Call it an ETF exodus.
U.S.-based exchange-traded funds have seen $7 billion leave their portfolios in May alone as the major averages stay on track for the first negative month of 2019.
But while the action might make it seem like investors are losing faith in the perpetually growing ETF market, experts say it's more likely that buyers are simply rotating their positions — and that, in this landscape, rotating is better than selling out entirely.
Amid "slowing economic growth and slowing profits, investors should really target quality," said Matthew Bartolini, managing director and head of SPDR Americas Research at State Street Global Advisors. "That can provide a little bit of a margin of safety if these microbursts of volatility really extend themselves."
Bartolini, who spoke Wednesday on CNBC's "ETF Edge," said the Federal Reserve's commitment to accommodative monetary policy should provide enough support for the markets for people to stay "broadly" invested.

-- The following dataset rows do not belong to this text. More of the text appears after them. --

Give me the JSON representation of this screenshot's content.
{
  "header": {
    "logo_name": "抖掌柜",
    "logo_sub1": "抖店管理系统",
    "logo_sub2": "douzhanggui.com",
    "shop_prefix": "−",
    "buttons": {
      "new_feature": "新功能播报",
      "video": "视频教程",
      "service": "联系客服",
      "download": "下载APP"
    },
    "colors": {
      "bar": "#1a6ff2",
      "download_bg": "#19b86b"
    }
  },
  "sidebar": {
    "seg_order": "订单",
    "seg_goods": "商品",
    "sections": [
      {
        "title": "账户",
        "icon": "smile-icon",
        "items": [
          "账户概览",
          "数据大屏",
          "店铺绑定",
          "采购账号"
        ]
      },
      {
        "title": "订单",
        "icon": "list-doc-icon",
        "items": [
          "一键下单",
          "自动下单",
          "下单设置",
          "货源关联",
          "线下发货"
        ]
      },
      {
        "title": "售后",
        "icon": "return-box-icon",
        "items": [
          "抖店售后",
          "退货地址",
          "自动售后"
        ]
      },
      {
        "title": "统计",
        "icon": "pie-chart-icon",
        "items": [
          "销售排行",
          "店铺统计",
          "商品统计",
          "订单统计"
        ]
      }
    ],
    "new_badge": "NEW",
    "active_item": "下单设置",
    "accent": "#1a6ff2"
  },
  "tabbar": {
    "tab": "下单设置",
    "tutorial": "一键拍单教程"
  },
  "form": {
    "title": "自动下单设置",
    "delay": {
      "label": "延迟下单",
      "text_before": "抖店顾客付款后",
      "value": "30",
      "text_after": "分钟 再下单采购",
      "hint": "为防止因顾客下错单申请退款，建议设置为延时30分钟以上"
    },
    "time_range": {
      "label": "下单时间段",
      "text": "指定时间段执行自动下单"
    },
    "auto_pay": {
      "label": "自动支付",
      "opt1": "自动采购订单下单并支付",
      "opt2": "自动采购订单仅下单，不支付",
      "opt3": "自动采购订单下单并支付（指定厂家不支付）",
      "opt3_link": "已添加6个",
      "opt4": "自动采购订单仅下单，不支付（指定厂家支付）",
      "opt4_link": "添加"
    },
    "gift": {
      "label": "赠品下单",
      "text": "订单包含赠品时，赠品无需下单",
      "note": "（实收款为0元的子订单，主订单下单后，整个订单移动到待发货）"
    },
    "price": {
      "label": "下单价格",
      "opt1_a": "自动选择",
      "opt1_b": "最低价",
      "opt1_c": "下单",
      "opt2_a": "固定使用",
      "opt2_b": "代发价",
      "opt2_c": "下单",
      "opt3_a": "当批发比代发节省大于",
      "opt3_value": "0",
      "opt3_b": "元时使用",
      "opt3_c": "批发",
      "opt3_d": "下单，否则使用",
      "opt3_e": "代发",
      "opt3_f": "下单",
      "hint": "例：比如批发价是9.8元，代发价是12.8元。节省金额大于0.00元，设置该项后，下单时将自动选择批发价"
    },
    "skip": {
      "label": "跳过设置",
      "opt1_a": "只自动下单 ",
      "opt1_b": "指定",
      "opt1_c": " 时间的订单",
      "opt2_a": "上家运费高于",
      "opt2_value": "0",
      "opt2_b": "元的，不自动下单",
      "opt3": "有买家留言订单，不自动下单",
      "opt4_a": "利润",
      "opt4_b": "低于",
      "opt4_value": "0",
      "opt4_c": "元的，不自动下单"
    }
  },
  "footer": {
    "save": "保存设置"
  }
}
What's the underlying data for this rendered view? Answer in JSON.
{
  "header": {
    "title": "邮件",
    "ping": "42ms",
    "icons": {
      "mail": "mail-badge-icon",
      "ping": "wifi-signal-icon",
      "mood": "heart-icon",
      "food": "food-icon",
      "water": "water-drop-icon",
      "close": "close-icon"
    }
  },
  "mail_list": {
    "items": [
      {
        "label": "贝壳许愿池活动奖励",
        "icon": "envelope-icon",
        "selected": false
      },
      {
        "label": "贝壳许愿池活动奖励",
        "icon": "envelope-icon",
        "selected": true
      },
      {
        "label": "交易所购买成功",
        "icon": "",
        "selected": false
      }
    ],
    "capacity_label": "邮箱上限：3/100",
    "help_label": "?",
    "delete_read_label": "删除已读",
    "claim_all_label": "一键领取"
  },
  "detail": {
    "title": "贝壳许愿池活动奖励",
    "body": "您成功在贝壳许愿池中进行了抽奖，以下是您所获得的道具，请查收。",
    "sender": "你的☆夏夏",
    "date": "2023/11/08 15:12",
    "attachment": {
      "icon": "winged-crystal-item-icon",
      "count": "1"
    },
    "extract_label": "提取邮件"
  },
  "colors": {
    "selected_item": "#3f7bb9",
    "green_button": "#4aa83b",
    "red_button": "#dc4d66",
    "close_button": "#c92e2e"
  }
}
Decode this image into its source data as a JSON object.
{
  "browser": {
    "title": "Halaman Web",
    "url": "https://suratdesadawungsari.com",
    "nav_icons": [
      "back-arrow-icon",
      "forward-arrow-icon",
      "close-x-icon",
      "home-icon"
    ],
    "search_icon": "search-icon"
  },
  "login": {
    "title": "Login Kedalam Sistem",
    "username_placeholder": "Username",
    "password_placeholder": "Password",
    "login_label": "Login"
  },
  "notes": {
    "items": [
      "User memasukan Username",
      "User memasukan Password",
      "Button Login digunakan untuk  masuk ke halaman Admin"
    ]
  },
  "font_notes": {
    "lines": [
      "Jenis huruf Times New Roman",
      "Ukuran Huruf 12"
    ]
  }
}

He noted that he's seen ETFs focused on fixed income, government assets and aggregate exposure garner interest in recent weeks.
"I think what this tells us is that investors are willing to stay invested, but move towards more high-quality names with sustainable cash flows and high-quality balance sheets because, typically, in an economic slowdown, those are the types of stocks that tend to outperform," he said. "That really just shows the sophisticated and tactical nature that ETFs can provide for clients that are moving in and out of the market based on the latest information."
Todd Rosenbluth, senior director of ETF and mutual fund research at CFRA, said the uncertainty won't last long.
"We at CFRA think we're going to see a bounce back in June. That typically has happened when there's been a sell-off like we've had in May," Rosenbluth said in the same "ETF Edge" interview, adding that "investors have done well rotating during these volatile periods of time instead of hiding in the marketplace."
Moreover, a number of ETFs focused on quality and low volatility have actually seen inflows recently, he noted.
For investors looking to rotate now, Rosenbluth had some other recommendations, saying that "dividend strategies are a good place ... to be able to hide in the marketplace, get some income, and ride out some of this volatility that we're likely to have during the summer."
He also noted that the consumer staples and health-care sectors have historically done well when the "sell in May" adage takes hold, flagging a few ETFs investors could use to hedge.
All in all, his recommendations for ETF investors seeking protection in the summer months were:
The Dow Jones Industrial Average fell 409 points at Wednesday's low before recovering to finish the day 1% lower. Bond yields and concerns around U.S.-China trade kept a lid on stocks in the session, extending previous losses.